* What to do *
Repeat all of the records verbatim.

====

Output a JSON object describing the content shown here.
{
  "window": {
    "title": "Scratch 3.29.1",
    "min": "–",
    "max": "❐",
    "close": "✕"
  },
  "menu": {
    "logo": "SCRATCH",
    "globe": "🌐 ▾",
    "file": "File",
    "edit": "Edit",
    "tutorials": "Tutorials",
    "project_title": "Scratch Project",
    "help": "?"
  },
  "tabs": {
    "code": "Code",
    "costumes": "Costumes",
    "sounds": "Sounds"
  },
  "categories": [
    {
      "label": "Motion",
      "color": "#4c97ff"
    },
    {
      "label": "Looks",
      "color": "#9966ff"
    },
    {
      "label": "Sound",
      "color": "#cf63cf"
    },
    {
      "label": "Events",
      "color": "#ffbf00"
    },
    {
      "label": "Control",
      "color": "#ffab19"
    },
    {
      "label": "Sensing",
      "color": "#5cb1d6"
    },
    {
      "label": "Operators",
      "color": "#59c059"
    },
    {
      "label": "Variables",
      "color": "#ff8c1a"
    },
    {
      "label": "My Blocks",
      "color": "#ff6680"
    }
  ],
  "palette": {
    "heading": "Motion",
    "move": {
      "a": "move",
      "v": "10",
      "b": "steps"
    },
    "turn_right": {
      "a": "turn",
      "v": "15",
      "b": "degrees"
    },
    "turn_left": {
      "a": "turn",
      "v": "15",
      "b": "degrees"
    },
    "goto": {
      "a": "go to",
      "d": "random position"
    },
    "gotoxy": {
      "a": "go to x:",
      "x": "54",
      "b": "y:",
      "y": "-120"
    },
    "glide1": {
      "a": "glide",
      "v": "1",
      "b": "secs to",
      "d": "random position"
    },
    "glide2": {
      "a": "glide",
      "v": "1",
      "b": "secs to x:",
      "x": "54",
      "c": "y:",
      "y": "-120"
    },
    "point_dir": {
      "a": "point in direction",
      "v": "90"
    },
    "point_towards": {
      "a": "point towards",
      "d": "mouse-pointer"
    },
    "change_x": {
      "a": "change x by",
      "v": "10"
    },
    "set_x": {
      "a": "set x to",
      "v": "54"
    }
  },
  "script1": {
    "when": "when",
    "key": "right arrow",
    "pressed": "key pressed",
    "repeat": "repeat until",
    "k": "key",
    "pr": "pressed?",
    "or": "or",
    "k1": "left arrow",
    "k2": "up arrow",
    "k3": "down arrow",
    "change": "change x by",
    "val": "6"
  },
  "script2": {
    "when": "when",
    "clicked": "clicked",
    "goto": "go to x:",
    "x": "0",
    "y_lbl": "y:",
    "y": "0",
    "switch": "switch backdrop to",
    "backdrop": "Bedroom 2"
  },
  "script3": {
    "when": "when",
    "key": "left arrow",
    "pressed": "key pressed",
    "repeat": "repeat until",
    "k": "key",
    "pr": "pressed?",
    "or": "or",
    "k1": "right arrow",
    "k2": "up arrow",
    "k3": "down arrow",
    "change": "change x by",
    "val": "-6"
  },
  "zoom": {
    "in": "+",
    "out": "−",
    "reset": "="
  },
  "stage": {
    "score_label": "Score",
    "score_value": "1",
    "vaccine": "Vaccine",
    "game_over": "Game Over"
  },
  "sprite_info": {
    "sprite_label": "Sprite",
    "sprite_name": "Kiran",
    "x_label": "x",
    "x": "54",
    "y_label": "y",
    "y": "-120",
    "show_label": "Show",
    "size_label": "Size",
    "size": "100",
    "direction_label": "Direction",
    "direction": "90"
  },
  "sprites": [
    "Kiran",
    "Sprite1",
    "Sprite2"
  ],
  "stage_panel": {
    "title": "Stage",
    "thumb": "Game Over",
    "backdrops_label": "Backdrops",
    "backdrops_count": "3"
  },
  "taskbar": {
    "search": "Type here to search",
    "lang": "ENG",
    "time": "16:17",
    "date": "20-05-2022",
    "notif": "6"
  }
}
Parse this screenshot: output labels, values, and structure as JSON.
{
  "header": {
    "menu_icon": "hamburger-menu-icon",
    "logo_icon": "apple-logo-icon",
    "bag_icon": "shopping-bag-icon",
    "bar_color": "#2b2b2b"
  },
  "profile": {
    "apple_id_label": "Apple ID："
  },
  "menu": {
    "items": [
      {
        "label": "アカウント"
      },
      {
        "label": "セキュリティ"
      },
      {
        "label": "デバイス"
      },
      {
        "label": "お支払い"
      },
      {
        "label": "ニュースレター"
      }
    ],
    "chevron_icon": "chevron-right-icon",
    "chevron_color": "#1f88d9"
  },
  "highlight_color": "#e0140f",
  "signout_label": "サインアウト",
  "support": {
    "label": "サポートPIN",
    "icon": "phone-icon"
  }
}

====

* Answer area *
Output a JSON object describing the content shown here.
{
  "window": {
    "title": "Scratch 3.29.1",
    "min": "–",
    "max": "❐",
    "close": "✕"
  },
  "menu": {
    "logo": "SCRATCH",
    "globe": "🌐 ▾",
    "file": "File",
    "edit": "Edit",
    "tutorials": "Tutorials",
    "project_title": "Scratch Project",
    "help": "?"
  },
  "tabs": {
    "code": "Code",
    "costumes": "Costumes",
    "sounds": "Sounds"
  },
  "categories": [
    {
      "label": "Motion",
      "color": "#4c97ff"
    },
    {
      "label": "Looks",
      "color": "#9966ff"
    },
    {
      "label": "Sound",
      "color": "#cf63cf"
    },
    {
      "label": "Events",
      "color": "#ffbf00"
    },
    {
      "label": "Control",
      "color": "#ffab19"
    },
    {
      "label": "Sensing",
      "color": "#5cb1d6"
    },
    {
      "label": "Operators",
      "color": "#59c059"
    },
    {
      "label": "Variables",
      "color": "#ff8c1a"
    },
    {
      "label": "My Blocks",
      "color": "#ff6680"
    }
  ],
  "palette": {
    "heading": "Motion",
    "move": {
      "a": "move",
      "v": "10",
      "b": "steps"
    },
    "turn_right": {
      "a": "turn",
      "v": "15",
      "b": "degrees"
    },
    "turn_left": {
      "a": "turn",
      "v": "15",
      "b": "degrees"
    },
    "goto": {
      "a": "go to",
      "d": "random position"
    },
    "gotoxy": {
      "a": "go to x:",
      "x": "54",
      "b": "y:",
      "y": "-120"
    },
    "glide1": {
      "a": "glide",
      "v": "1",
      "b": "secs to",
      "d": "random position"
    },
    "glide2": {
      "a": "glide",
      "v": "1",
      "b": "secs to x:",
      "x": "54",
      "c": "y:",
      "y": "-120"
    },
    "point_dir": {
      "a": "point in direction",
      "v": "90"
    },
    "point_towards": {
      "a": "point towards",
      "d": "mouse-pointer"
    },
    "change_x": {
      "a": "change x by",
      "v": "10"
    },
    "set_x": {
      "a": "set x to",
      "v": "54"
    }
  },
  "script1": {
    "when": "when",
    "key": "right arrow",
    "pressed": "key pressed",
    "repeat": "repeat until",
    "k": "key",
    "pr": "pressed?",
    "or": "or",
    "k1": "left arrow",
    "k2": "up arrow",
    "k3": "down arrow",
    "change": "change x by",
    "val": "6"
  },
  "script2": {
    "when": "when",
    "clicked": "clicked",
    "goto": "go to x:",
    "x": "0",
    "y_lbl": "y:",
    "y": "0",
    "switch": "switch backdrop to",
    "backdrop": "Bedroom 2"
  },
  "script3": {
    "when": "when",
    "key": "left arrow",
    "pressed": "key pressed",
    "repeat": "repeat until",
    "k": "key",
    "pr": "pressed?",
    "or": "or",
    "k1": "right arrow",
    "k2": "up arrow",
    "k3": "down arrow",
    "change": "change x by",
    "val": "-6"
  },
  "zoom": {
    "in": "+",
    "out": "−",
    "reset": "="
  },
  "stage": {
    "score_label": "Score",
    "score_value": "1",
    "vaccine": "Vaccine",
    "game_over": "Game Over"
  },
  "sprite_info": {
    "sprite_label": "Sprite",
    "sprite_name": "Kiran",
    "x_label": "x",
    "x": "54",
    "y_label": "y",
    "y": "-120",
    "show_label": "Show",
    "size_label": "Size",
    "size": "100",
    "direction_label": "Direction",
    "direction": "90"
  },
  "sprites": [
    "Kiran",
    "Sprite1",
    "Sprite2"
  ],
  "stage_panel": {
    "title": "Stage",
    "thumb": "Game Over",
    "backdrops_label": "Backdrops",
    "backdrops_count": "3"
  },
  "taskbar": {
    "search": "Type here to search",
    "lang": "ENG",
    "time": "16:17",
    "date": "20-05-2022",
    "notif": "6"
  }
}
Parse this screenshot: output labels, values, and structure as JSON.
{
  "header": {
    "menu_icon": "hamburger-menu-icon",
    "logo_icon": "apple-logo-icon",
    "bag_icon": "shopping-bag-icon",
    "bar_color": "#2b2b2b"
  },
  "profile": {
    "apple_id_label": "Apple ID："
  },
  "menu": {
    "items": [
      {
        "label": "アカウント"
      },
      {
        "label": "セキュリティ"
      },
      {
        "label": "デバイス"
      },
      {
        "label": "お支払い"
      },
      {
        "label": "ニュースレター"
      }
    ],
    "chevron_icon": "chevron-right-icon",
    "chevron_color": "#1f88d9"
  },
  "highlight_color": "#e0140f",
  "signout_label": "サインアウト",
  "support": {
    "label": "サポートPIN",
    "icon": "phone-icon"
  }
}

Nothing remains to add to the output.